“It’s easy to play any musical instrument: all you have to do is touch the right key at the right time”*…
Deirdre Loughridge and Thomas Patteson, curators of the Museum of Imaginary Musical Instruments, explore the wonderful history of made-up musical contraptions, including a piano comprised of yelping cats and Francis Bacon’s 17th-century vision of experimental sound manipulation: “Cat Pianos, Sound-Houses, and Other Imaginary Musical Instruments.”
* Johann Sebastian Bach

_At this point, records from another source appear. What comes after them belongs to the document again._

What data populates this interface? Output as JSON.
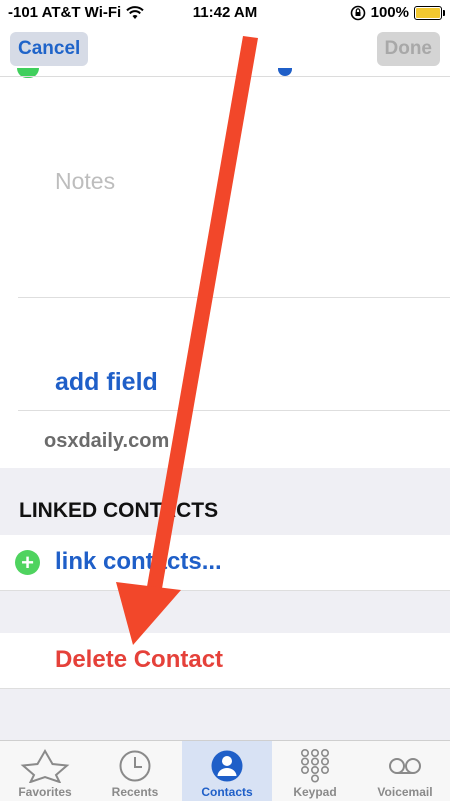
{
  "status_bar": {
    "carrier": "-101 AT&T Wi-Fi",
    "time": "11:42 AM",
    "battery": "100%",
    "battery_level": 1.0
  },
  "nav": {
    "cancel_label": "Cancel",
    "done_label": "Done"
  },
  "content": {
    "notes_label": "Notes",
    "add_field_label": "add field",
    "website": "osxdaily.com",
    "linked_contacts_header": "LINKED CONTACTS",
    "link_contacts_label": "link contacts...",
    "delete_contact_label": "Delete Contact"
  },
  "tabs": [
    {
      "label": "Favorites",
      "icon": "star-icon",
      "active": false
    },
    {
      "label": "Recents",
      "icon": "clock-icon",
      "active": false
    },
    {
      "label": "Contacts",
      "icon": "contact-person-icon",
      "active": true
    },
    {
      "label": "Keypad",
      "icon": "keypad-icon",
      "active": false
    },
    {
      "label": "Voicemail",
      "icon": "voicemail-icon",
      "active": false
    }
  ],
  "colors": {
    "ios_blue": "#1f5fc8",
    "delete_red": "#e5413a",
    "add_green": "#4fd35f",
    "annotation_arrow": "#f2472a"
  }
}
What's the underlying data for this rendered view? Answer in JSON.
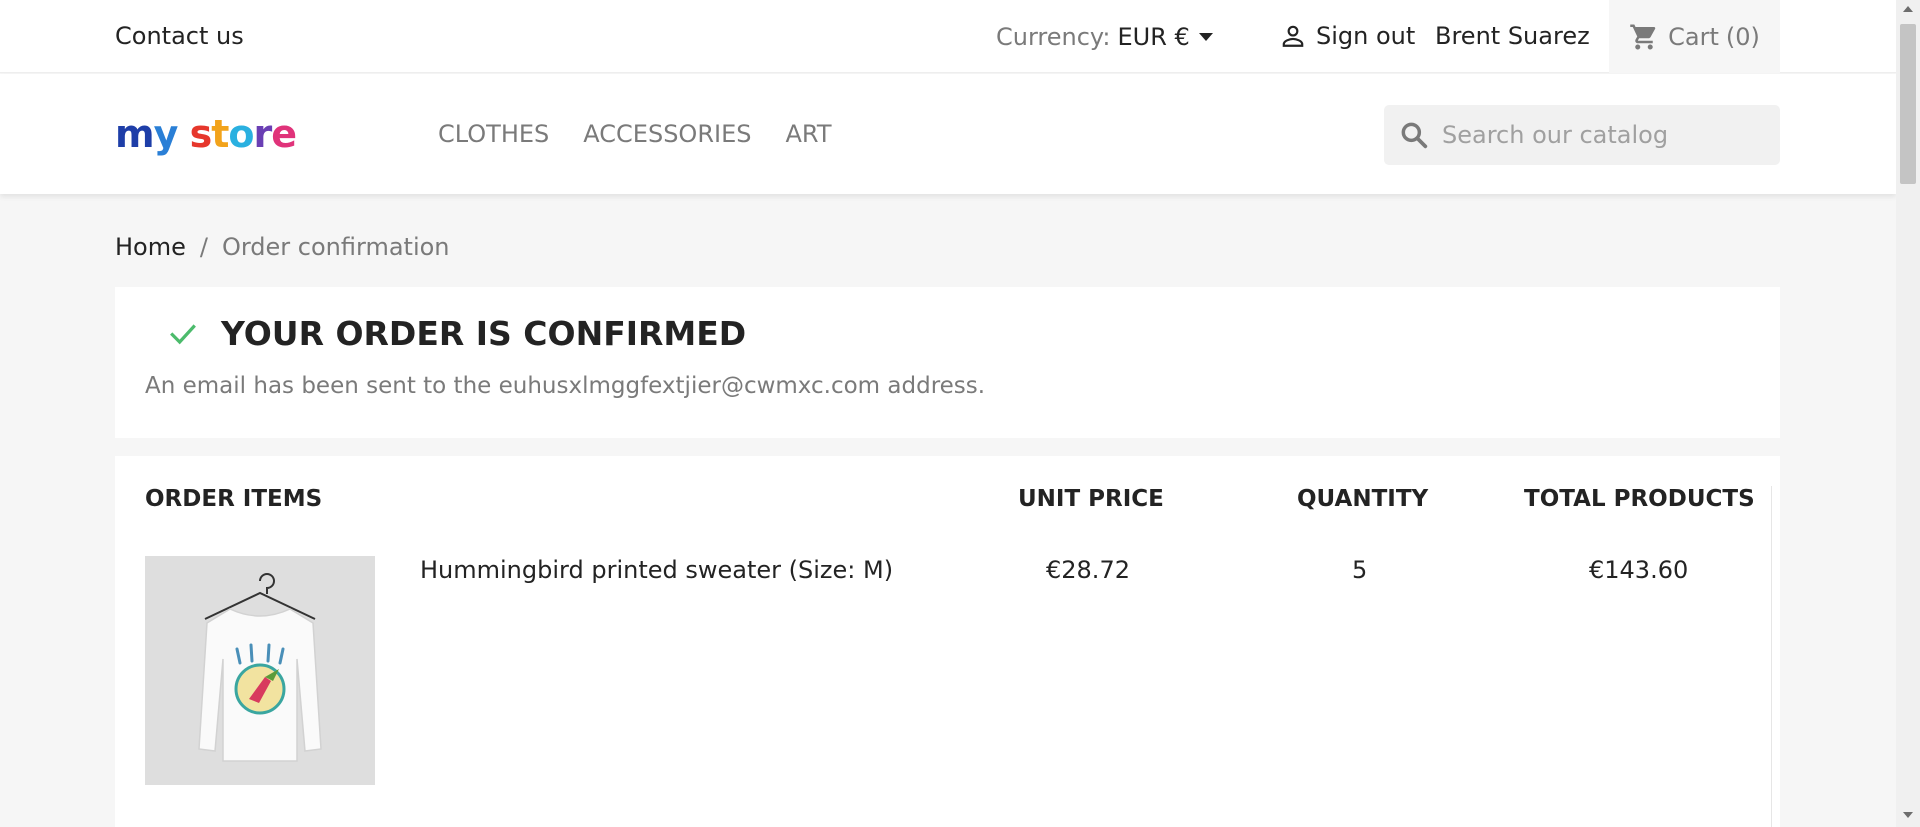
{
  "topbar": {
    "contact_label": "Contact us",
    "currency_label": "Currency:",
    "currency_value": "EUR €",
    "signout_label": "Sign out",
    "user_name": "Brent Suarez",
    "cart_label": "Cart",
    "cart_count": "(0)"
  },
  "header": {
    "logo_letters": [
      "m",
      "y",
      " ",
      "s",
      "t",
      "o",
      "r",
      "e"
    ],
    "logo_colors": [
      "#1e3ea8",
      "#2a7fd6",
      "#ffffff",
      "#e6372c",
      "#f2a31b",
      "#2ab0e0",
      "#6a3fb4",
      "#e0337a"
    ],
    "nav": [
      "CLOTHES",
      "ACCESSORIES",
      "ART"
    ],
    "search_placeholder": "Search our catalog"
  },
  "breadcrumb": {
    "home": "Home",
    "separator": "/",
    "current": "Order confirmation"
  },
  "confirmation": {
    "title": "YOUR ORDER IS CONFIRMED",
    "message": "An email has been sent to the euhusxlmggfextjier@cwmxc.com address.",
    "check_color": "#4cbb6c"
  },
  "order": {
    "headers": {
      "items": "ORDER ITEMS",
      "unit_price": "UNIT PRICE",
      "quantity": "QUANTITY",
      "total": "TOTAL PRODUCTS"
    },
    "items": [
      {
        "name": "Hummingbird printed sweater (Size: M)",
        "unit_price": "€28.72",
        "quantity": "5",
        "total": "€143.60",
        "image_icon": "sweater-icon"
      }
    ]
  }
}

As we tickle the ivories, we might spare a thought for Johann Nepomuk Maelzel; he died on this date in 1838. Remembered these days as the inventor of the metronome, Maezel was well-known in his own time as an inventor and impresario. He was especially well-known for his automatons– clock work trumpeters, chess players, miniature song birds, and the like that he exhibited widely. In 1804 Maezel invented a kind of “player orchestra,” the panharmonicon, an automaton able to play the musical instruments of a military band, powered by bellows, and directed by revolving cylinders on which the notes were stored. The “instrument” was admired across Europe, and earned its creator the post of imperial court-mechanician at Vienna, and the friendship of Beethoven (whom Maezel convinced to write Wellington’s Victory [Battle Symphony] Opus 91).